Amazon in their sights

Google Compute Engine opens up to all

Chris Mayer
google-compute-mocha1

11 months on from its unveiling, Google say they’re ready to tackle Amazon Web Services with their infrastructure project.

Google Compute Engine, the company’s
cloud infrastructure project launched at Google
I/O 2012, has been made available to all,
with a preview sign-up.

11 months have passed since Google unveiled their answer
to Amazon Web Services’ Elastic Compute Cloud at last year’s
developer conference, and only now have the Google Cloud Platform
team deemed it
ready for the masses
, after months of adding
features.

In order to distinguish itself from the
undoubted kingpin of cloud, Google are offering sub-hour billing –
something which rivla Amazon Web Services doesn’t. Rather than
buying instances by the hour, Google Compute Engine users can
obtain instances in one minute increments with a ten-minute
minimum. It’s a bold pay-as-you-go pricing strategy but one that
could entice users over with no wasted compute
instances.

Shared-core instances have been introduced for
lower-intensity workloads, while advanced
routing to create gateways and VPN servers has been added to span
Google’s plethora of cloud services. Compute Engine is also able to
attach large persistent disks of up to 10 terabytes, which Google
claim is up to “10x the industry standard”.

The other big I/O cloud announcement was Google’s lifting the
lid on Cloud Datastore, which is primed to challenge Amazon’s
DynamoDB. The schemaless NoSQL database previously sat under Google
App Engine as BigTable, but now is a standalone project in its own
right. The highly available and scalable Cloud Datastore uses the
columnar format and offers ACID transactions, SQL-like queries and
indexes.

Google’s increasingly fragmented approach, in breaking up
larger cloud projects into smaller simplified services, appears to
be working, with over 300,000 developers and 3 million applications
using Google Cloud Platform services. Whether it can dislodge
Amazon Web Services from its perch remains another matter.
Splitting up services is certainly the method to put it onto the
par with its rival at least.
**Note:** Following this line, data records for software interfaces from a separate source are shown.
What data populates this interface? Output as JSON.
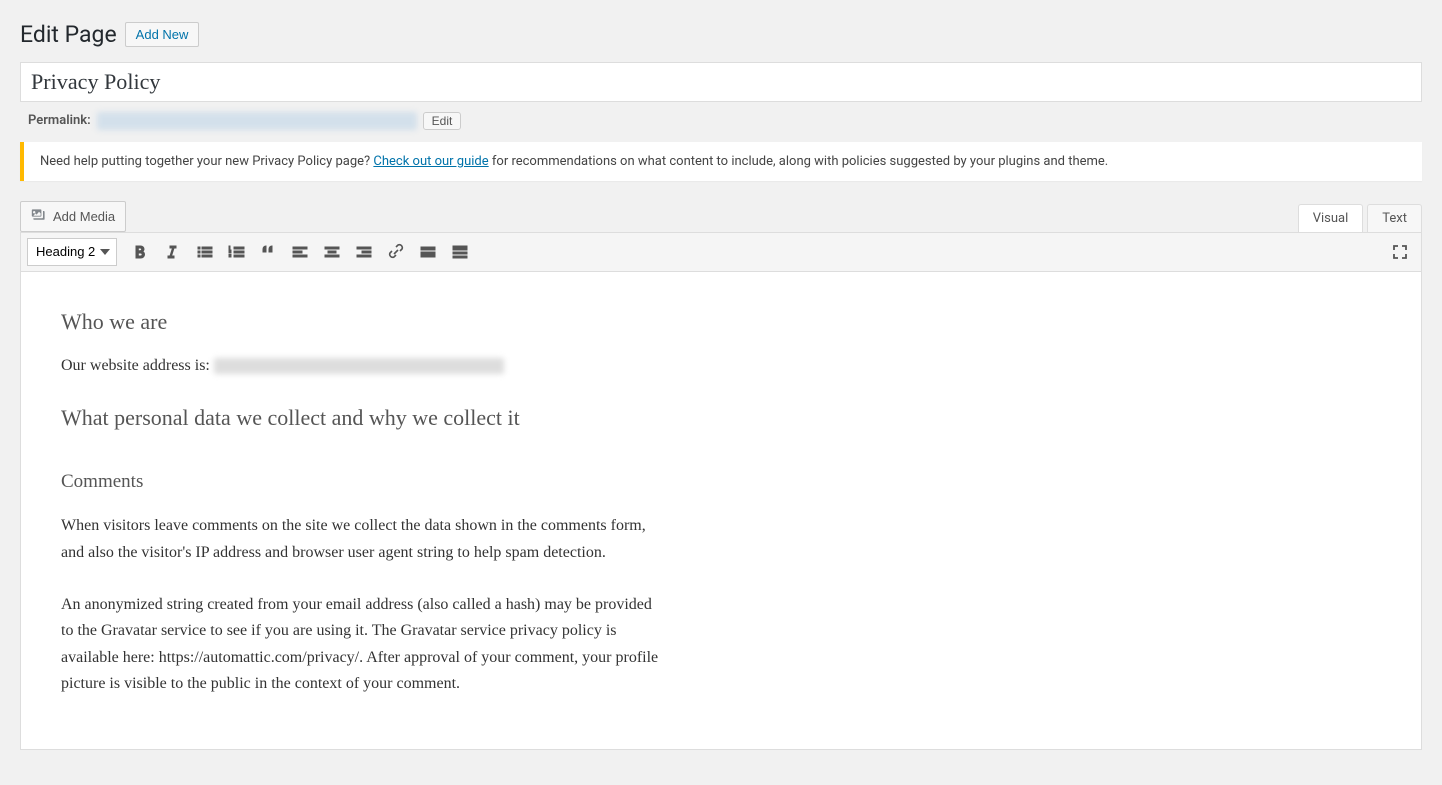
{
  "header": {
    "title": "Edit Page",
    "add_new": "Add New"
  },
  "post": {
    "title": "Privacy Policy"
  },
  "permalink": {
    "label": "Permalink:",
    "edit_btn": "Edit"
  },
  "notice": {
    "before": "Need help putting together your new Privacy Policy page? ",
    "link": "Check out our guide",
    "after": " for recommendations on what content to include, along with policies suggested by your plugins and theme."
  },
  "media": {
    "add_media": "Add Media"
  },
  "tabs": {
    "visual": "Visual",
    "text": "Text"
  },
  "toolbar": {
    "format": "Heading 2"
  },
  "content": {
    "h2_who": "Who we are",
    "p_address_prefix": "Our website address is: ",
    "h2_what": "What personal data we collect and why we collect it",
    "h3_comments": "Comments",
    "p_comments_1": "When visitors leave comments on the site we collect the data shown in the comments form, and also the visitor's IP address and browser user agent string to help spam detection.",
    "p_comments_2": "An anonymized string created from your email address (also called a hash) may be provided to the Gravatar service to see if you are using it. The Gravatar service privacy policy is available here: https://automattic.com/privacy/. After approval of your comment, your profile picture is visible to the public in the context of your comment."
  }
}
The challenge now is to differentiate
them all from one another.

Image courtesy of yukop

Author
Comments
comments powered by Disqus